Health status of family members: Mrs D was diagnosed with osteoporosis and is currently on hormone replacement therapy. Her elder daughter, Susan, is a university student and plays netball for the varsity team. She is healthy and has no serious illnesses or chronic diseases. Her younger daughter, Nicola, has suffered from asthma since early childhood. She has no other serious illnesses, and is currently undergoing orthodontic treatment.

Medical aid requirements

Given the fact that both Mrs D and her younger daughter suffer from chronic medical conditions, a comprehensive medical aid plan offering chronic medication benefits is essential for both of them. A comprehensive medical aid plan is likely to offer orthodontic benefits too. Because Nicola is only 16 years old, she will pay minor dependant rates, which are significantly lower than adult rates.
Susan, however, is healthy and is unlikely to require expensive medical care or treatment, except in the case of an emergency.

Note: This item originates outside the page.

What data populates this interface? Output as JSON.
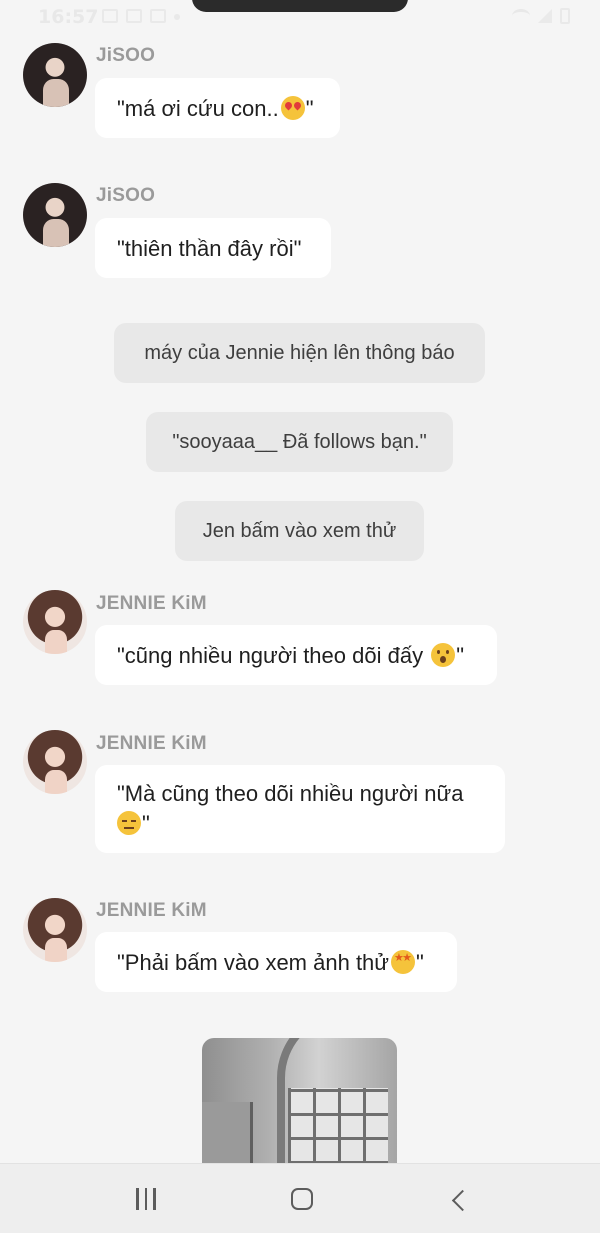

Hence, a hospital plan would be sufficient for her, as it will provide unlimited hospital benefits in the event of an emergency, but will not offer any expensive benefits that she does not need.
Because both Mrs D’s employer and her ex-husband contribute to her medical aid costs, it will be affordable for Mrs D to take out medical aid cover for herself and for her daughters.

Medical aid plan recommendations: Selfmed’s MED Elite medical aid plan is recommended for Mrs D and her younger daughter, while Selfmed’s hospital plan, MEDXXI, will be ideal for her elder daughter.

Co-habiting (Single 27 year old)

Case study 5: Mr G, assistant manager of a sporting goods supplier

Age: 27

Income: R12 000 per month after all deductions

Employer contribution to medical aid: none

Family situation: Single; recently moved in with his long-term girlfriend

Financial responsibilities: Monthly rent (R3 000); car loan (R1 500 per month); household expenses (R1 500 per month); petrol (R1 000 per month); insurance and savings (R800 per month).

Health status: Mr G is fit, healthy and active, and has no history of family illnesses. He plays amateur rugby every week, and often participates in rugby matches.

Medical aid requirements

Because Mr G is young and healthy, he has few medical expenses and thus does not need to spend a lot of money on a comprehensive medical aid plan. However, every individual should have medical aid – especially one who is exposed to potential injury, such as a rugby accident. A hospital plan would be the ideal type of medical aid cover for Mr G, as it will provide unlimited hospital benefits in the event of injury or accident, but does not offer unnecessary day-to-day benefits. Hospital plans are affordable, and even though Mr G’s employer does not contribute to his medical aid costs, he will be able to afford on his budget.

Medical aid plan recommendation: Selfmed’s MEDXII hospital plan.